#### Goal of the exercise:
Without the pictures, copy all of the data exactly.
── Records shown ──
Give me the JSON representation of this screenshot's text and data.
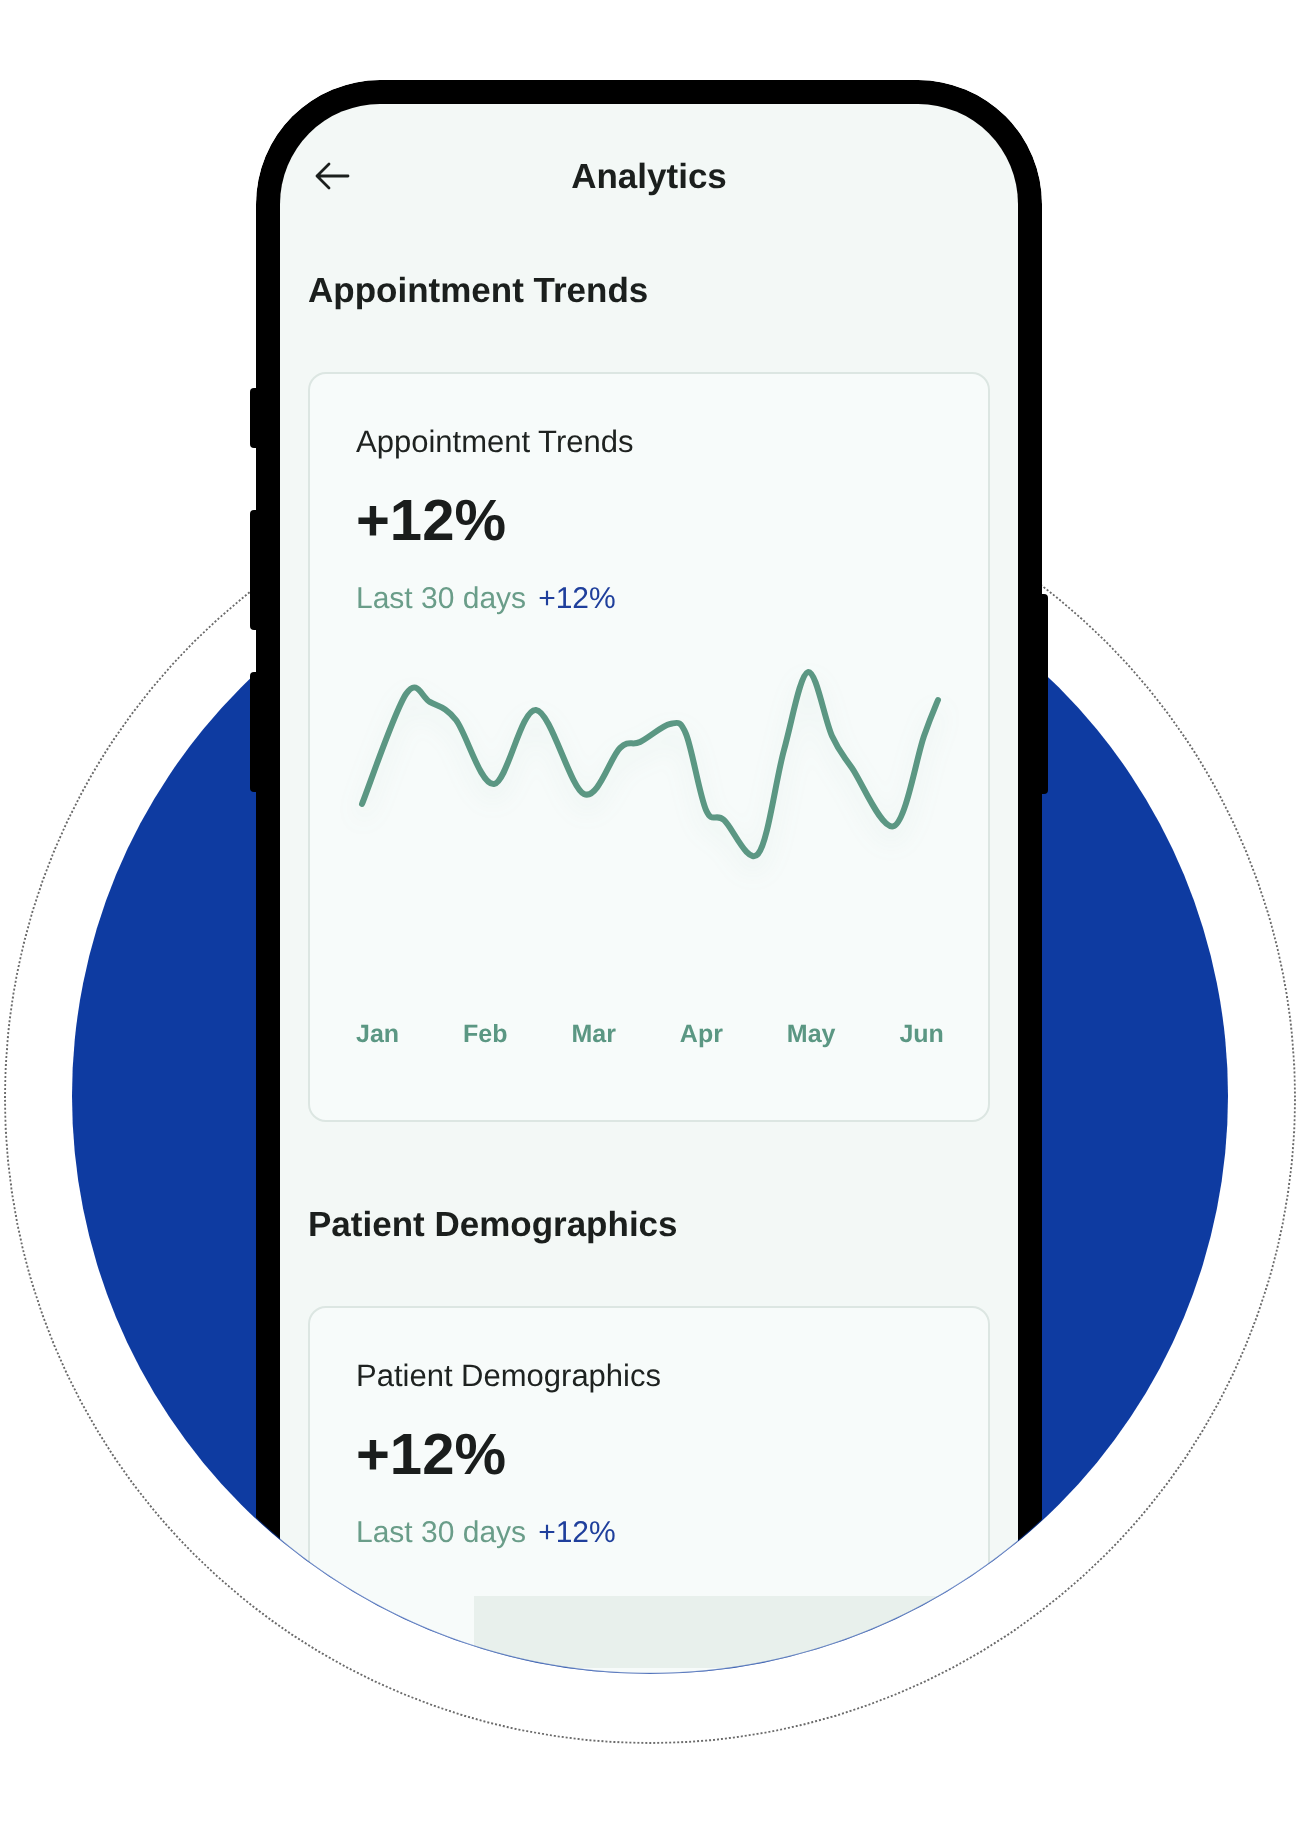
{
  "header": {
    "title": "Analytics"
  },
  "sections": [
    {
      "heading": "Appointment Trends",
      "card": {
        "title": "Appointment Trends",
        "value": "+12%",
        "period": "Last 30 days",
        "change": "+12%",
        "chart": {
          "kind": "line",
          "x_labels": [
            "Jan",
            "Feb",
            "Mar",
            "Apr",
            "May",
            "Jun"
          ]
        }
      }
    },
    {
      "heading": "Patient Demographics",
      "card": {
        "title": "Patient Demographics",
        "value": "+12%",
        "period": "Last 30 days",
        "change": "+12%",
        "chart": {
          "kind": "panel"
        }
      }
    }
  ]
}
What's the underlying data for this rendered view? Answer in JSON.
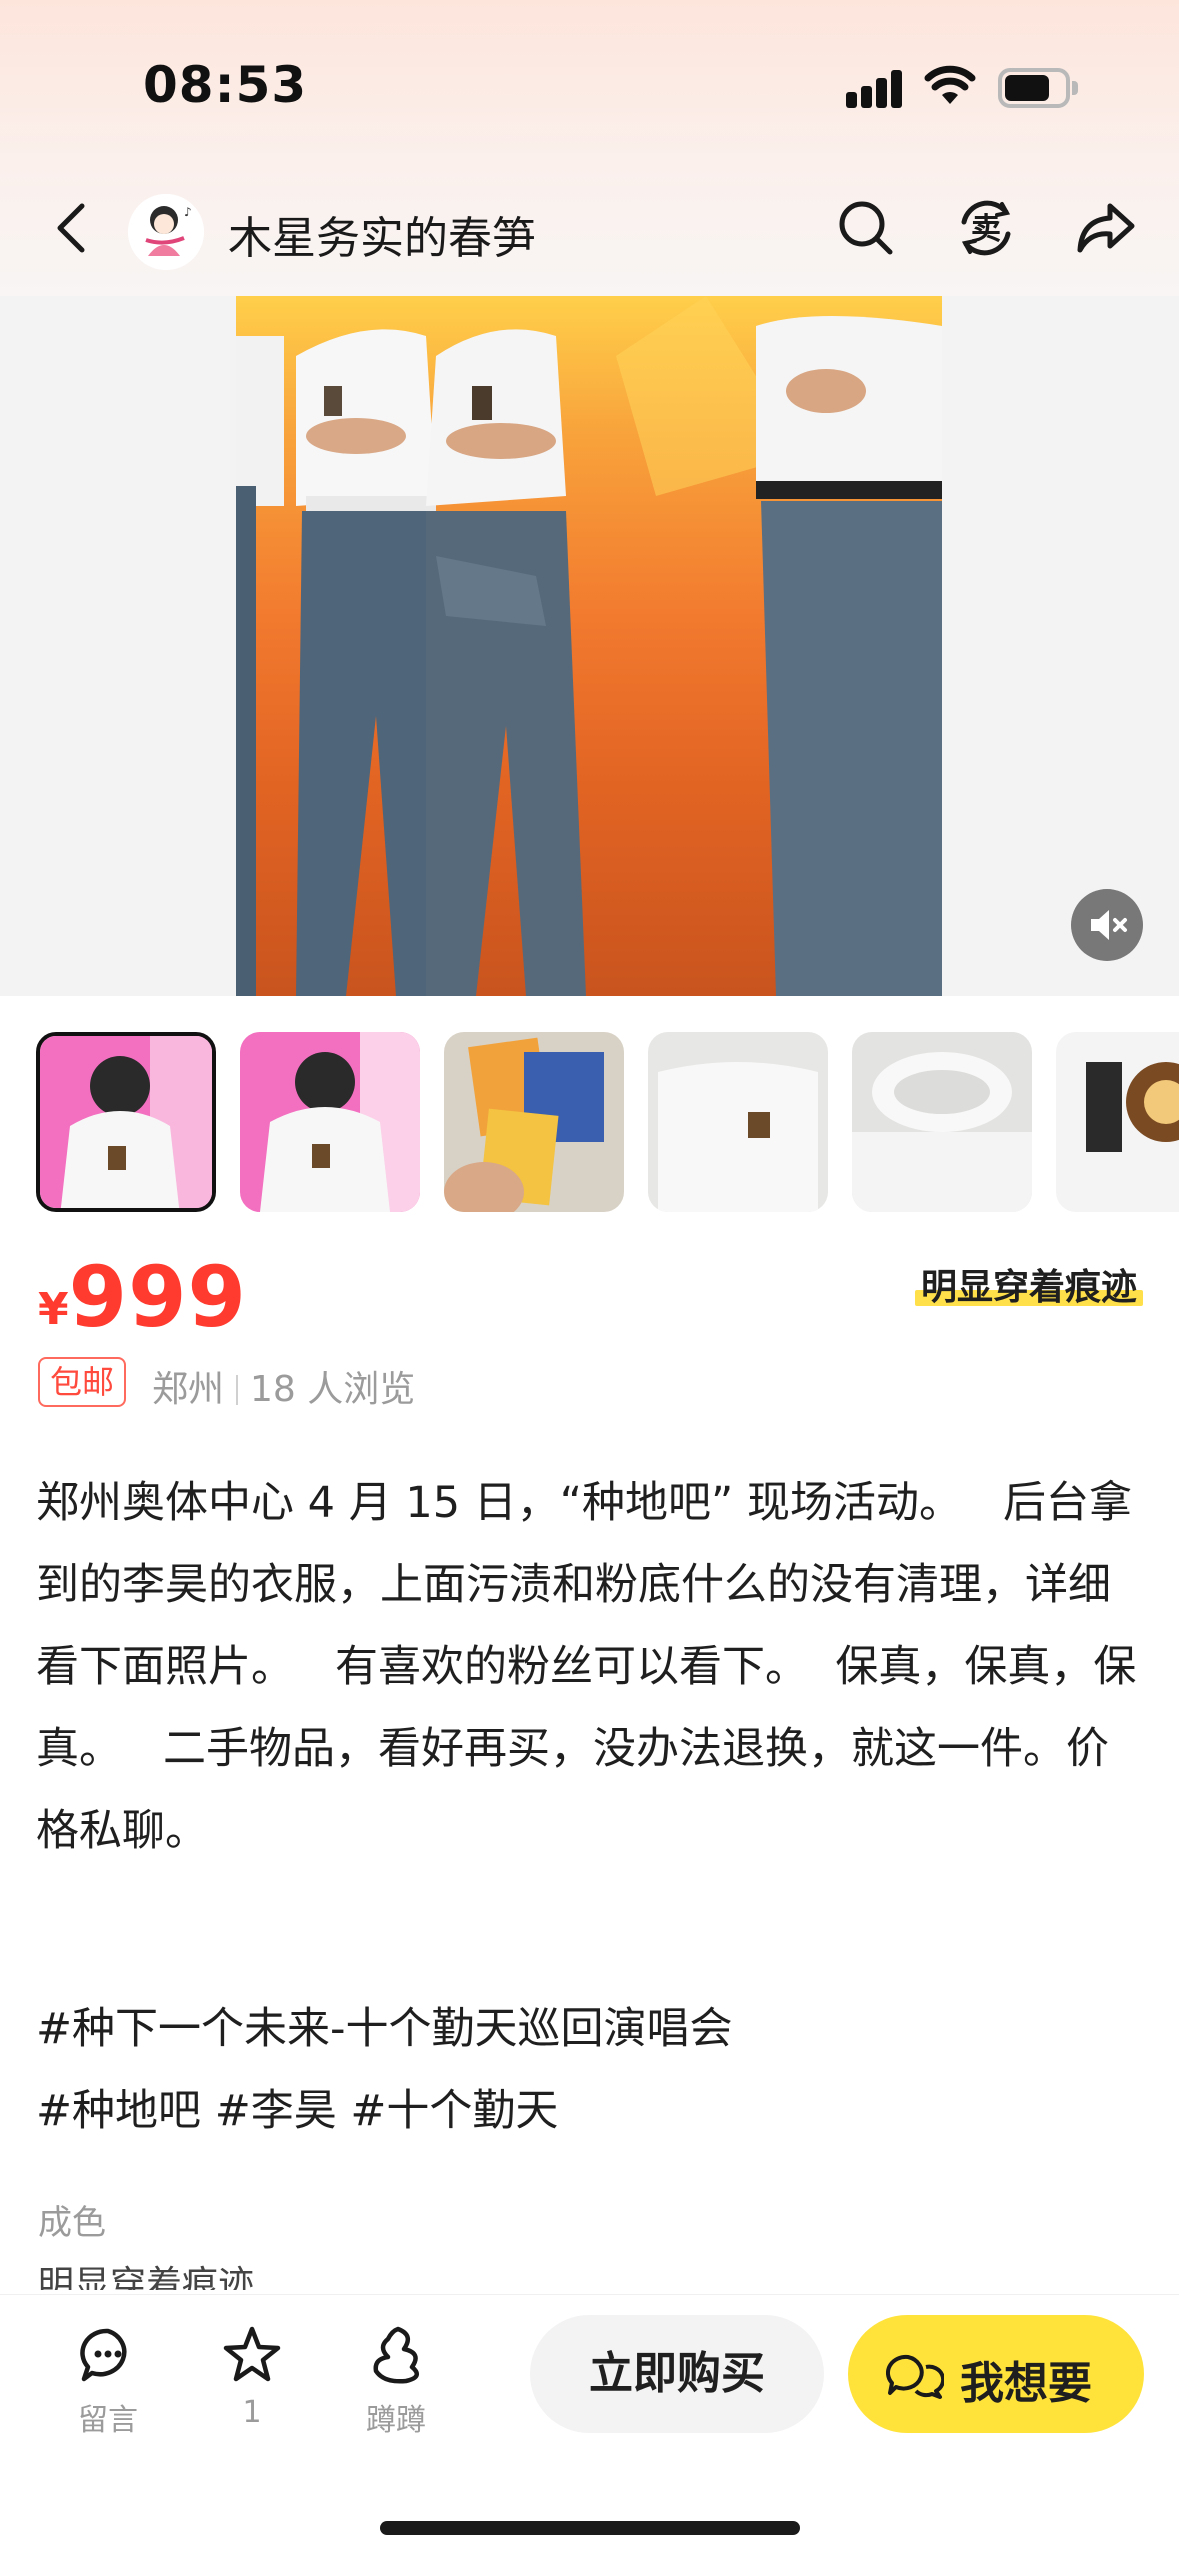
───
#### Result for this task:
Give me the JSON representation of this screenshot's text and data.
{
  "header": {
    "title": "Analytics"
  },
  "sections": [
    {
      "heading": "Appointment Trends",
      "card": {
        "title": "Appointment Trends",
        "value": "+12%",
        "period": "Last 30 days",
        "change": "+12%",
        "chart": {
          "kind": "line",
          "x_labels": [
            "Jan",
            "Feb",
            "Mar",
            "Apr",
            "May",
            "Jun"
          ]
        }
      }
    },
    {
      "heading": "Patient Demographics",
      "card": {
        "title": "Patient Demographics",
        "value": "+12%",
        "period": "Last 30 days",
        "change": "+12%",
        "chart": {
          "kind": "panel"
        }
      }
    }
  ]
}
What's the underlying data for this rendered view? Answer in JSON.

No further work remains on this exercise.